However, every good data analyst knows that correlation does not equal causation. So rather than assuming folks are less likely to make the commitment to view a long season, it could simply be due to the fact that the more episodes there are, the greater the opportunity there is a for a person to bail on the series—thus taking longer to hit the 70-percent barometer that Netflix used for its study.

Now to decide which show to watch next... when I find the time....

Discuss

About The Author

Michelle Paret’s picture

Michelle Paret

Michelle Paret is a product marketing manager at Minitab Inc., developer of statistical analysis/process improvement software. She loves the field of statistics and believexs that it gives us the ability to remove human bias and opinion to discern between what is truly important—and significant—from those things that are not. She loves statistics so much that she earned both her undergrad and graduate degrees on the subject.

Comments

tv shows

Since we have only watched one of these series and it was only a couple of episodes (Blacklist) we didn't get fully hooked.  I liked it, but we couldn't remember its broadcast time and other things came up so we didn't get back to it.  Most of the shows you mentioned are not of interest in the first place, so we didn't even consider them. For instance, why does it take several seasons to tell someone how I met your mother?  It seems to me it could have done in an hour or less!.  Zombie shows are of no interest at all.  Many times it is who is in the show not what it is about at first, then after you watch it, then you get hooked.  Tim Allen's Last Man Standing is an example of that.  Charlie Sheen's Two and a Half Men was funny, even though we didn't like his "lifestyle" on the show it was a funny show, after he left it went downhill in a hurry and we quit watching it. 

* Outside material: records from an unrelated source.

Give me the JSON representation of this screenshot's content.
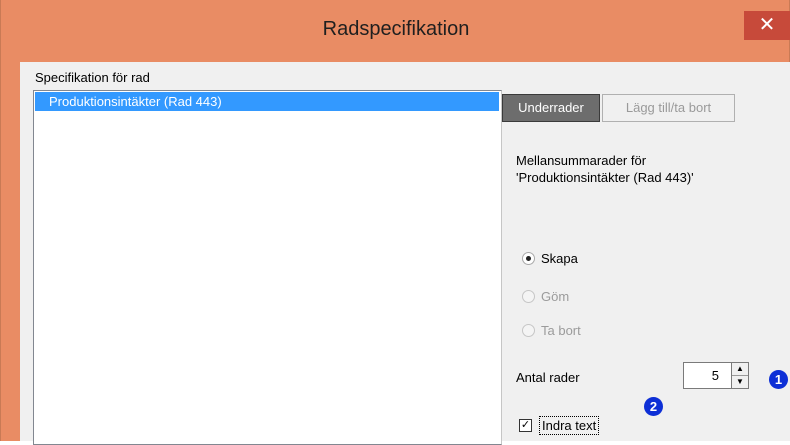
{
  "window": {
    "title": "Radspecifikation",
    "close_glyph": "✕"
  },
  "spec": {
    "label": "Specifikation för rad",
    "items": [
      {
        "label": "Produktionsintäkter (Rad 443)",
        "selected": true
      }
    ]
  },
  "tabs": {
    "underrader": "Underrader",
    "lagg_till": "Lägg till/ta bort"
  },
  "panel": {
    "description": "Mellansummarader för\n'Produktionsintäkter (Rad 443)'",
    "radios": [
      {
        "label": "Skapa",
        "checked": true,
        "enabled": true
      },
      {
        "label": "Göm",
        "checked": false,
        "enabled": false
      },
      {
        "label": "Ta bort",
        "checked": false,
        "enabled": false
      }
    ],
    "antal_label": "Antal rader",
    "antal_value": "5",
    "spin_up": "▲",
    "spin_down": "▼",
    "checkbox_label": "Indra text",
    "checkbox_checked": true,
    "checkbox_mark": "✓"
  },
  "callouts": {
    "one": "1",
    "two": "2"
  },
  "colors": {
    "title_bar": "#e98c64",
    "close_button": "#c74a3a",
    "selection": "#3399ff",
    "callout": "#0d2fd6"
  }
}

Shows like Perry Mason, Matlock, Columbo, Hogan's Heroes, George Burns and Garcie Allen are all worth watching again and again and again!  Most of the new shows are not even considered in the first place.   We have not seen one episode of most of the ones in your list.  So I guess we don't count in the statistics!